ByKevin L. Kliesen
During the third quarter of 2009, real GDP rose at a healthy 2.8 percent annual rate. This increase, the first in a year, and the likelihood of continued moderate growth in the fourth quarter signaled the end of the Great Recession, which started in December 2007. However, a majority of the public probably has a different opinion because most people often view the state of the economy through the lens of labor market conditions, which remain quite weak. Regardless, the discussion among economists and forecasters is turning to the contours of the recovery in 2010 and to whether inflation will remain quiescent. Many economists and key policymakers expect real GDP to continue to grow this year, by about 3 percent, with CPI inflation to be about 1.75 percent. Still, there is some concern that the recovery may weaken as the temporary measures that were designed to boost growth come to an end.
Typically, deep recessions are followed by strong economic recoveries. Following the 1973-75 and 1981-82 recessions, real GDP growth averaged 7 percent during the first four quarters of the recovery. By comparison, the recoveries that followed the relatively shallow 1990-91 and 2001 recessions produced only modest real GDP growth, and the unemployment rate continued to rise well after the recession ended. Thus, if the past is any guide for the future, forecasters should have projected rapid real GDP growth and a sharp decline in the unemployment rate for 2010. Yet, that is not the case: The consensus of forecasters surveyed in November 2009 for the Philadelphia Fed's Survey of Professional Forecasters was that real GDP growth would average about 2.5 percent in 2010 and that the unemployment rate would remain above 10 percent for most of the year.

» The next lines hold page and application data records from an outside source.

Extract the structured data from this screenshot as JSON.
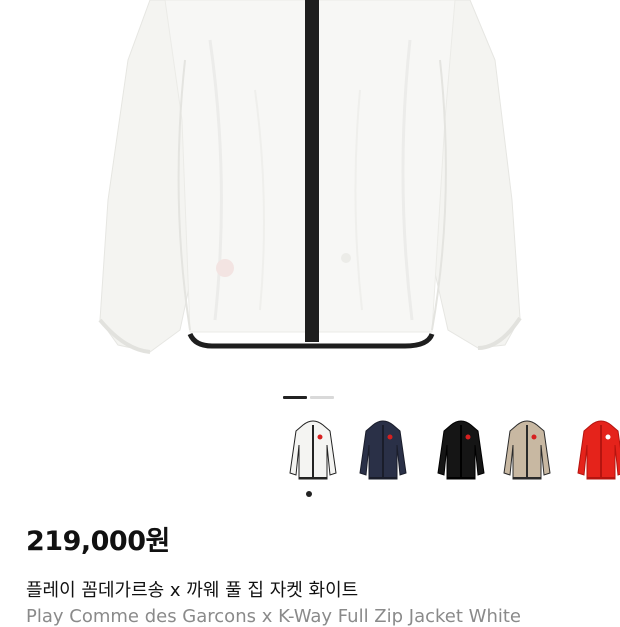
{
  "gallery": {
    "page_count": 2,
    "current_page": 1,
    "hero_alt": "white hooded full-zip jacket",
    "variants": [
      {
        "name": "white-jacket",
        "body_color": "#f4f4f2",
        "trim_color": "#222222",
        "logo_color": "#d62020"
      },
      {
        "name": "navy-jacket",
        "body_color": "#2a3047",
        "trim_color": "#1a1d2a",
        "logo_color": "#d62020"
      },
      {
        "name": "black-jacket",
        "body_color": "#151515",
        "trim_color": "#000000",
        "logo_color": "#d62020"
      },
      {
        "name": "beige-black-jacket",
        "body_color": "#c8b8a2",
        "trim_color": "#2a2a2a",
        "logo_color": "#d62020"
      },
      {
        "name": "red-jacket",
        "body_color": "#e5231b",
        "trim_color": "#b5140f",
        "logo_color": "#ffffff"
      }
    ],
    "selected_variant": 0
  },
  "product": {
    "price": "219,000원",
    "title_ko": "플레이 꼼데가르송 x 까웨 풀 집 자켓 화이트",
    "title_en": "Play Comme des Garcons x K-Way Full Zip Jacket White"
  }
}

This forecast is even more unusually low in light of the exceptionally robust countercyclical policies put in place to jump-start the economy. On the fiscal side, these temporary measures included fiscal stimulus packages in 2008 and 2009, a tax credit for first-time home buyers and the so-called Cash for Clunkers program. On the monetary side, Federal Reserve policymakers initiated several innovative lending programs designed to improve conditions in financial and mortgage markets. Fed policymakers also stated their intention to maintain their federal funds interest rate target at an exceptionally low level for "an extended period."

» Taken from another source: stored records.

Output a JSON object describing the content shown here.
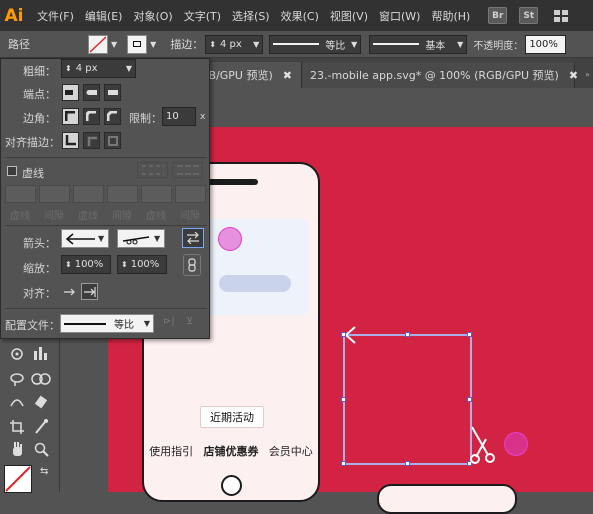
{
  "app": {
    "logo": "Ai"
  },
  "menu": [
    "文件(F)",
    "编辑(E)",
    "对象(O)",
    "文字(T)",
    "选择(S)",
    "效果(C)",
    "视图(V)",
    "窗口(W)",
    "帮助(H)"
  ],
  "app_buttons": [
    "Br",
    "St"
  ],
  "control": {
    "panel_name": "路径",
    "stroke_label": "描边：",
    "stroke_value": "4 px",
    "profile_label": "等比",
    "brush_label": "基本",
    "opacity_label": "不透明度：",
    "opacity_value": "100%"
  },
  "tabs": [
    {
      "label": "GB/GPU 预览)",
      "close": "✖",
      "active": true
    },
    {
      "label": "23.-mobile app.svg* @ 100% (RGB/GPU 预览)",
      "close": "✖",
      "active": false
    }
  ],
  "stroke_panel": {
    "weight_label": "粗细：",
    "weight_value": "4 px",
    "cap_label": "端点：",
    "corner_label": "边角：",
    "limit_label": "限制：",
    "limit_value": "10",
    "limit_unit": "x",
    "align_label": "对齐描边：",
    "dashed_label": "虚线",
    "dash_labels": [
      "虚线",
      "间隙",
      "虚线",
      "间隙",
      "虚线",
      "间隙"
    ],
    "arrow_label": "箭头：",
    "scale_label": "缩放：",
    "scale_start": "100%",
    "scale_end": "100%",
    "align2_label": "对齐：",
    "profile_label": "配置文件：",
    "profile_value": "等比"
  },
  "artboard": {
    "promo_button": "近期活动",
    "nav": [
      "使用指引",
      "店铺优惠券",
      "会员中心"
    ]
  },
  "colors": {
    "artboard": "#d32342",
    "menu_bg": "#323232",
    "panel_bg": "#535353",
    "logo": "#ff9a00",
    "selection": "#5a5fcf",
    "cursor_ring": "#e040c8"
  },
  "icons": [
    "gear-icon",
    "scissors-icon",
    "swap-arrows-icon",
    "link-icon",
    "hand-icon",
    "zoom-icon",
    "pen-icon",
    "bar-graph-icon"
  ]
}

When attempting to project the pace of economic activity over the next several quarters, forecasters often look closely at factors that influence spending by households (consumption and housing investment) and businesses (fixed investment). Together, these components comprised a little less than 85 percent of GDP in 2009. The following are likely to be key developments influencing the pace of household and business expenditures, and thus the shape of the recovery, in 2010.
First, job gains are expected to average about 11,000 per month over the first half of 2010 and then average about 150,000 per month over the second half. With weak job growth likely moderating the pace of consumer spending, businesses are going to be reluctant to boost outlays for structures, equipment and software.

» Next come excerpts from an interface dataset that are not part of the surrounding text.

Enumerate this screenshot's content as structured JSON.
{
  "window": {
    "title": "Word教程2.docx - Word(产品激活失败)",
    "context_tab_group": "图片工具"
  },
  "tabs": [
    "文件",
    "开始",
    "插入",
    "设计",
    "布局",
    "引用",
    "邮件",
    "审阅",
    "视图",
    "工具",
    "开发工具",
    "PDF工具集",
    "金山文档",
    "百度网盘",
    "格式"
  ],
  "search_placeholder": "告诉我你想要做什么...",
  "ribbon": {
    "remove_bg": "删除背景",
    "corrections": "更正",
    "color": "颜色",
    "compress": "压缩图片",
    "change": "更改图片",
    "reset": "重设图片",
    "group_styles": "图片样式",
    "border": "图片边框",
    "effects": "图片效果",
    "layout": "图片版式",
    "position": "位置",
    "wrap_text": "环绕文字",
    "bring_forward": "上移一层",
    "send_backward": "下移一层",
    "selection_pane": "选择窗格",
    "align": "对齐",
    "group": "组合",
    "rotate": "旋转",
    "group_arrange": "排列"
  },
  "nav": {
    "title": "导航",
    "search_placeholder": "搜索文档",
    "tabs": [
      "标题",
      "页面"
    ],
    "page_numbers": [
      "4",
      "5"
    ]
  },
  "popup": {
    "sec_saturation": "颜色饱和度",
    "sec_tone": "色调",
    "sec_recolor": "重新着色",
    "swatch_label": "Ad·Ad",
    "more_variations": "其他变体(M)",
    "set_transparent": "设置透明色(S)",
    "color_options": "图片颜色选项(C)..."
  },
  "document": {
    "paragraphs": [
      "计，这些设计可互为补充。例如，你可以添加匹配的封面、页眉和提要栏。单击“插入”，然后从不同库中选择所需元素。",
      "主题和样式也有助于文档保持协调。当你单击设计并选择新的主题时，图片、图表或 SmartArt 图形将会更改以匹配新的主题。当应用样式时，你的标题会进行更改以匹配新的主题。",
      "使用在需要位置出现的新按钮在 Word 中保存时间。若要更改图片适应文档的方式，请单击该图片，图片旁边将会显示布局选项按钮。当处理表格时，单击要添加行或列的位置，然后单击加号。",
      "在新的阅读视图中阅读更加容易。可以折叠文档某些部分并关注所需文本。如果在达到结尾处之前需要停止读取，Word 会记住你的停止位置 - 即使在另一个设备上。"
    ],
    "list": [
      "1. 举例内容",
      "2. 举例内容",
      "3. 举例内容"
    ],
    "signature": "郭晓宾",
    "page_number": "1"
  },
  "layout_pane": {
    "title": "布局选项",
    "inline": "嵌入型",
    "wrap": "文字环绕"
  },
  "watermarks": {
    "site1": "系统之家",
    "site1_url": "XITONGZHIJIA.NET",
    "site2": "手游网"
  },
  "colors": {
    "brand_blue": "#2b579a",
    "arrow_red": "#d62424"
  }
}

Second, households continue to boost their saving rates and pay down the sizable levels of debt that were taken on over the past 20 years or so.
Finally, the U.S. economy appears to be undergoing some significant structural changes in the aftermath of the financial crisis and Great Recession. As labor and capital leave these industries (for example, autos and housing), time is needed for these economic resources to become fully employed again. For all of these reasons and more, the recovery is expected to be relatively tepid compared with the snap-back that typically follows deep recessions.
Much disagreement seems to exist about the outlook for inflation over the next two to three years. Some economists believe that a high unemployment rate, subdued inflation trends and well-anchored inflation expectations will keep inflation low and stable over this period—and maybe beyond. Other economists, while perhaps not sensing an imminent threat this year, point to the potentially inflationary consequences of doubling the monetary base, large protracted fiscal budget deficits and further declines in the dollar.
Despite these concerns, financial market indicators and surveys of households and businesses generally suggest little fear of deterioration in the inflation outlook over the next few years. As long as inflation expectations remain low and stable, long-term interest rates should also remain relatively low and stable. Long-term price stability will help the economy as it evolves in the face of structural change and in the labor market dislocation that this change produces.